Prices for Opening Night, Feb. 18, 1918

  • Matinee: $0.10 and $0.20
  • Evening: $0.15
  • Orchestra $0.35
  • Balcony: First Section: $.35
  • Remainder: $0.25
  • Gallery (Colors Section) $0.15

A Celebrity at the Theatre

Although it is a certainty that a large number of celebrities of the day must have graced the stage of the theatre, only a few are documented in the Imperial Theatre’s archives. Among the earliest recorded appearances was the visit of Charlie Chaplin, who appeared at the theatre on April 16, 1918 selling Liberty war bonds.

The Wells Becomes The Imperial

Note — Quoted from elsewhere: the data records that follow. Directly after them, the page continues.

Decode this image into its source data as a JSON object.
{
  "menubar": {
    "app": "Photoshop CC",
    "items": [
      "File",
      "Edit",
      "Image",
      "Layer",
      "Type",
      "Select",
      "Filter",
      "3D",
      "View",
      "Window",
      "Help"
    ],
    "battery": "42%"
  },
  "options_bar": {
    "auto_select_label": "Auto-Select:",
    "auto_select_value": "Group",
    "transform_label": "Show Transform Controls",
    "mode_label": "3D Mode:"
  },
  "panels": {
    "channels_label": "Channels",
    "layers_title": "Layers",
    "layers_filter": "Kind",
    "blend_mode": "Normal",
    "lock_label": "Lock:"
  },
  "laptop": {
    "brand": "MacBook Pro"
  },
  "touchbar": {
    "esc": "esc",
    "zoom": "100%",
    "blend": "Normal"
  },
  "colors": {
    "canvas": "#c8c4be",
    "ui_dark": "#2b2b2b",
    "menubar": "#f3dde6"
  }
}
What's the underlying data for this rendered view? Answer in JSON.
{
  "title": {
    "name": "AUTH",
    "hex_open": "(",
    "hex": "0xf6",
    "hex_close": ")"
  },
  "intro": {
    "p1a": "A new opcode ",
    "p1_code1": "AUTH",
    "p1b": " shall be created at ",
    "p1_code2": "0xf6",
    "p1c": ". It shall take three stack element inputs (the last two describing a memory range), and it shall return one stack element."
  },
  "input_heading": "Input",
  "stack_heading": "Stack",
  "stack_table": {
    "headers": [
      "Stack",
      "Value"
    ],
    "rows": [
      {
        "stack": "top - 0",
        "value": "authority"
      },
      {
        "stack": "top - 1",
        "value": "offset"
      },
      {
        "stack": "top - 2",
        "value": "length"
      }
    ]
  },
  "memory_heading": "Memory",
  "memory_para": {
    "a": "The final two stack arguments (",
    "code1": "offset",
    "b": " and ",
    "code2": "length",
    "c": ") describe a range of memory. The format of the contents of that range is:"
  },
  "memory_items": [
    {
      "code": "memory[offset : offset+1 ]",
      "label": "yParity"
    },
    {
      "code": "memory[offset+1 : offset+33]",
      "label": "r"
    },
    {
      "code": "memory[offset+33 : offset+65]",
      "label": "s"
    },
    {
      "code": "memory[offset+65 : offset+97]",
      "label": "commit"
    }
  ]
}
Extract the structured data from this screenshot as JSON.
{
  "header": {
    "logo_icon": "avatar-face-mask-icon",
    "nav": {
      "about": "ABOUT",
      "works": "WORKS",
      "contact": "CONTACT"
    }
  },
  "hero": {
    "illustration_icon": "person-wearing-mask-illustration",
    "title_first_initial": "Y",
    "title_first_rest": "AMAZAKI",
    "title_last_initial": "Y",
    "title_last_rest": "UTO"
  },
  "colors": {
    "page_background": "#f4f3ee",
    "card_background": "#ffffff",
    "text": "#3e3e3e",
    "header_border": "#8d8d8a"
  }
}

On Sunday, October 6, 1918, over 3,000 cases of Spanish Flu were reported. With the death of 52 servicemen from a local military camp, the city announced the closure of all public venues, including the theatre. The quarantine began October 7th, and during this time Jake Wells encountered great financial difficulties. Therefore, he sold The Wells to Lynch Enterprises. On November 27, 1918, shortly after the sale, the quarantine was lifted. Two weeks later the theatre opened under the name of Jake Wells with The B. F. Keith Supreme Vaudeville Co. After the acquisition of several other local theatres by Lynch Enterprises, The Wells Theatre’s was changed to The Imperial Theatre. Throughout the early 1900’s, the theatre continued to provide the city of Augusta and the surrounding area with great entertainment. Included in this bill of fare was Leo Carrillo who later became the Cisco Kid’s partner, Pancho; and the famous ballet dancer Anna Pavlova. It is in the Broad Street Historical District and is listed on the National Register as important to the character of the entire district.

The Imperial Today

Today we are seeing a resurgence, particularly in the older establishments of the city of Augusta, to rediscover not only their organization’s history, but also the old buildings in the downtown area in which these organizations call home. The Imperial is no different, and with this in mind we would like to consider this part of the page an ongoing project.

The Imperial Theatre will celebrate its 100th Anniversary in 2018. $1.25 million in infrastructure work will be completed by the end of 2017. With that work finished, there is another $6 million worth interior work needed to return the Imperial Theatre to its original glory. That work involves plaster restoration, paint. Improved seating in the upper levels, expansion of restrooms and making them ADA compliant, dressing room renovations, installing an elevator to access lower and upper floors and re-purposing the former Western Union Room in the front of the theatre. If you would like to donate to help us reach our full restoration goals of this historic theatre, please visit the Contributions page. Whatever you may be able to donate will be directed for the capital improvement projects intended to preserve the historic Imperial Theatre. Thank you in advance.


Click here for The Augusta Chronicle video with Bill Kirby talking about the Imperial Theatre’s architect with some history about the Imperial Theatre and it’s next door neighbor the Marion Building

If you are interested in taking a tour visit our Tour Information page.